AVAILABLE DATA
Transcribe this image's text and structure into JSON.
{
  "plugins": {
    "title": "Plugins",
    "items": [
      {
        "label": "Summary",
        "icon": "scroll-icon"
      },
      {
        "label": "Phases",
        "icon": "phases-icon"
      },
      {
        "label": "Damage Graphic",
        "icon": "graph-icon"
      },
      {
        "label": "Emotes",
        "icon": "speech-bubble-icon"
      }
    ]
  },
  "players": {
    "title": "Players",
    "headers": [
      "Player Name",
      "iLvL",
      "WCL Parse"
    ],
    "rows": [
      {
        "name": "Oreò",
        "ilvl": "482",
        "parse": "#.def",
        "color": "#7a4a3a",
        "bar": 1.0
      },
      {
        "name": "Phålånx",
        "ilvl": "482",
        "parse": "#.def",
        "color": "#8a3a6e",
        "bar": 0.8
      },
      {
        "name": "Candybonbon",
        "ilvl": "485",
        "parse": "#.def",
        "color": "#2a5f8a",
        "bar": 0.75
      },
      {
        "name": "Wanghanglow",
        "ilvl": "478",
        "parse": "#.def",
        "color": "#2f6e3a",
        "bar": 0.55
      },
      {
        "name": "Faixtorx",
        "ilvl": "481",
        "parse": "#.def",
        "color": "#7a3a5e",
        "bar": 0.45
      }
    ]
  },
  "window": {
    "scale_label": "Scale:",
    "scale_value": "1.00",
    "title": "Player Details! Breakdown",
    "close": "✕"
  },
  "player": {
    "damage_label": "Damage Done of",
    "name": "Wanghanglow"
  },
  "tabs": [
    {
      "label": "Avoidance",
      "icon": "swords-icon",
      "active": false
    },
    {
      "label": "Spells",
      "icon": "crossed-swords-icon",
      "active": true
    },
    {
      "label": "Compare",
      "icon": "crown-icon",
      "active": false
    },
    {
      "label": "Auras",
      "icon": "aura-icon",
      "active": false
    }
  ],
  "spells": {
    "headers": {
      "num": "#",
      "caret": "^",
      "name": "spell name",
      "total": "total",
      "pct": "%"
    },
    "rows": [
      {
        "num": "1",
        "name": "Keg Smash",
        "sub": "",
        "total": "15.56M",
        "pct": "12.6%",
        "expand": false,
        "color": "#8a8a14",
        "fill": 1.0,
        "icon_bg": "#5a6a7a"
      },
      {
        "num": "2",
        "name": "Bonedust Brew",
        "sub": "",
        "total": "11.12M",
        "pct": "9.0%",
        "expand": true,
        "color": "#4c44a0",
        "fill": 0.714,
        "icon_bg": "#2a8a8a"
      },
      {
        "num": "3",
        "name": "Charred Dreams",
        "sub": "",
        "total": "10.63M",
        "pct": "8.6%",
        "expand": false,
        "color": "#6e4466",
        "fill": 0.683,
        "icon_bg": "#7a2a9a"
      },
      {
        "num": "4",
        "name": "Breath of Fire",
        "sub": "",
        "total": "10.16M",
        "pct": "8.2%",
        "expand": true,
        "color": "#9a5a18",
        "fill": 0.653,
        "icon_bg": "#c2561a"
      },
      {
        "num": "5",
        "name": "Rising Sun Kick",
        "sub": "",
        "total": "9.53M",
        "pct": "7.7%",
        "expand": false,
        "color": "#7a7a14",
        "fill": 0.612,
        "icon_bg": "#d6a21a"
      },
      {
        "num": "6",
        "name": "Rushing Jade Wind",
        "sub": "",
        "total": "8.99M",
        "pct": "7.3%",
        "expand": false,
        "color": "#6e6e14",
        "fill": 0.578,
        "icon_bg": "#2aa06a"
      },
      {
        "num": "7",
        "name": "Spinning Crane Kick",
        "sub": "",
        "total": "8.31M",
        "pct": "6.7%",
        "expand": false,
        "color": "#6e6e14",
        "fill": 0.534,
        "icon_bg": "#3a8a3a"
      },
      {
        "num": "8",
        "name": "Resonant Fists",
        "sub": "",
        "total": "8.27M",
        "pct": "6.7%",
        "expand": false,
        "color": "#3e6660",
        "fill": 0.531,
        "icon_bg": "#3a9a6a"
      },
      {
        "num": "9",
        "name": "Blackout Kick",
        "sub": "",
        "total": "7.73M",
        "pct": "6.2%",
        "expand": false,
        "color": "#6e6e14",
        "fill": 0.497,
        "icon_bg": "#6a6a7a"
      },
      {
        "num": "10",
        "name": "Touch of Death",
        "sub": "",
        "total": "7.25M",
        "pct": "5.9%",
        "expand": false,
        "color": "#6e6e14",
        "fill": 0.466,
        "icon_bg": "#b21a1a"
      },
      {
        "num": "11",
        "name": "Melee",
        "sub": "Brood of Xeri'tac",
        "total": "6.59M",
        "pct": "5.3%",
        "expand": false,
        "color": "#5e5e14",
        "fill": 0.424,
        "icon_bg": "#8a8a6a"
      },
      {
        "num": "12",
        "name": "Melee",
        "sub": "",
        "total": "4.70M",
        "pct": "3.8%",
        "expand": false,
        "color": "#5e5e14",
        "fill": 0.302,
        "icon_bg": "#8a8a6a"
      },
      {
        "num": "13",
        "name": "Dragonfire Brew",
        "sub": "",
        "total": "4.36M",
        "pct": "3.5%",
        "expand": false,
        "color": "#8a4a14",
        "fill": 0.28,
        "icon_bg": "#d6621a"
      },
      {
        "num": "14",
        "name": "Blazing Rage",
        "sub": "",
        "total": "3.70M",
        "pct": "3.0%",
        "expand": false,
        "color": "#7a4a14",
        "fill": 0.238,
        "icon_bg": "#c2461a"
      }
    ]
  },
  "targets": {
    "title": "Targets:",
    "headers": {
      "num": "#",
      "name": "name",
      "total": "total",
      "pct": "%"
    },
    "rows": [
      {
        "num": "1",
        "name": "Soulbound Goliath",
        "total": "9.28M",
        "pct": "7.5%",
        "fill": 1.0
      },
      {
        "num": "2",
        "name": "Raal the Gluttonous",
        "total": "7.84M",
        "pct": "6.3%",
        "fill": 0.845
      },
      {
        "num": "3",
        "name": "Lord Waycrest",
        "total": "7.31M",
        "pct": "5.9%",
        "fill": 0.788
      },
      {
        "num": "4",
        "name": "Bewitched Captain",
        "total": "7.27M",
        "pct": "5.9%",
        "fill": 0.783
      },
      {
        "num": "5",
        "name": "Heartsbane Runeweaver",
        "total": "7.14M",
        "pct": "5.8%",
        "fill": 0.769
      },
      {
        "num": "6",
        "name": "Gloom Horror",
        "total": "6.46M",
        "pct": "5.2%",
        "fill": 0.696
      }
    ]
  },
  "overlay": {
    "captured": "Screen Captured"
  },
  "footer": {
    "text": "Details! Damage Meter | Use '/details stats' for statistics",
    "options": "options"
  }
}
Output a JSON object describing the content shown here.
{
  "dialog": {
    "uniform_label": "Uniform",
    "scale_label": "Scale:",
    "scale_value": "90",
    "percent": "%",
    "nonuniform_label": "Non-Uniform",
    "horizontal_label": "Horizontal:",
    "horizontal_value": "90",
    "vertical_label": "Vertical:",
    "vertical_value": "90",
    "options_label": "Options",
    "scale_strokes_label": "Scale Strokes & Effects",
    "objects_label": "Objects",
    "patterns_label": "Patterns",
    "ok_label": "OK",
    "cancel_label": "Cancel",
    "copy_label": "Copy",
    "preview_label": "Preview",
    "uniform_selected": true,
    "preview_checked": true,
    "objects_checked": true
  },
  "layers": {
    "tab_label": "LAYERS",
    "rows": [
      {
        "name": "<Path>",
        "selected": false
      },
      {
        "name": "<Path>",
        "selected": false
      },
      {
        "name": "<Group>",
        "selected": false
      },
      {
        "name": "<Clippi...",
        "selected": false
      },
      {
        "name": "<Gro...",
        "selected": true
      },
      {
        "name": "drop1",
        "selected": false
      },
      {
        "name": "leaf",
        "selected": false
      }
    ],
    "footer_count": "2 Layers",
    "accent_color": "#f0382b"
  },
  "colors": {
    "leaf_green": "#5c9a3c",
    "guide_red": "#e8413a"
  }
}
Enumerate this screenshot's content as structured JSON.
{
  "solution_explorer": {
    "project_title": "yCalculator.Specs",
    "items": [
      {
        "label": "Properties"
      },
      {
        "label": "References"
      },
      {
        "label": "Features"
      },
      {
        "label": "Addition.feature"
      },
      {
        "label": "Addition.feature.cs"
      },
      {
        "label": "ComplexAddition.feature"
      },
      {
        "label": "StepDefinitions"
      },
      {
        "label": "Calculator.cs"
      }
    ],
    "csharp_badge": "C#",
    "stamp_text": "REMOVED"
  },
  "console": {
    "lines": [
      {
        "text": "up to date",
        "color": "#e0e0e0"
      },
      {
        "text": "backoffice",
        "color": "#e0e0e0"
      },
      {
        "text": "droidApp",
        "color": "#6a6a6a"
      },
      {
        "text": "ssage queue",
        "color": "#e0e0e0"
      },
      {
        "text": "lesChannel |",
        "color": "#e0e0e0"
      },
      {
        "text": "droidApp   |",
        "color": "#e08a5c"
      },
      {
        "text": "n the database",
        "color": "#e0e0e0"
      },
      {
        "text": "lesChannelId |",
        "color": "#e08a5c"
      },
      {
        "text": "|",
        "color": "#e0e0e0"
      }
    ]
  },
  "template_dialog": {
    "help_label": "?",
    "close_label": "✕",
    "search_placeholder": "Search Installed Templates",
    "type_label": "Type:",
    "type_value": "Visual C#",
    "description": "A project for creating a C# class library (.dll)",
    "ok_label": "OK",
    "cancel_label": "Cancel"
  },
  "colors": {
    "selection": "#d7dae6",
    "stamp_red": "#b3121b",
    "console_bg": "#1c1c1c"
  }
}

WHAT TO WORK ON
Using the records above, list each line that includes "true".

EXERCISE SOLUTION
      "active": true
        "expand": true,
        "expand": true,
    "uniform_selected": true,
    "preview_checked": true,
    "objects_checked": true
        "selected": true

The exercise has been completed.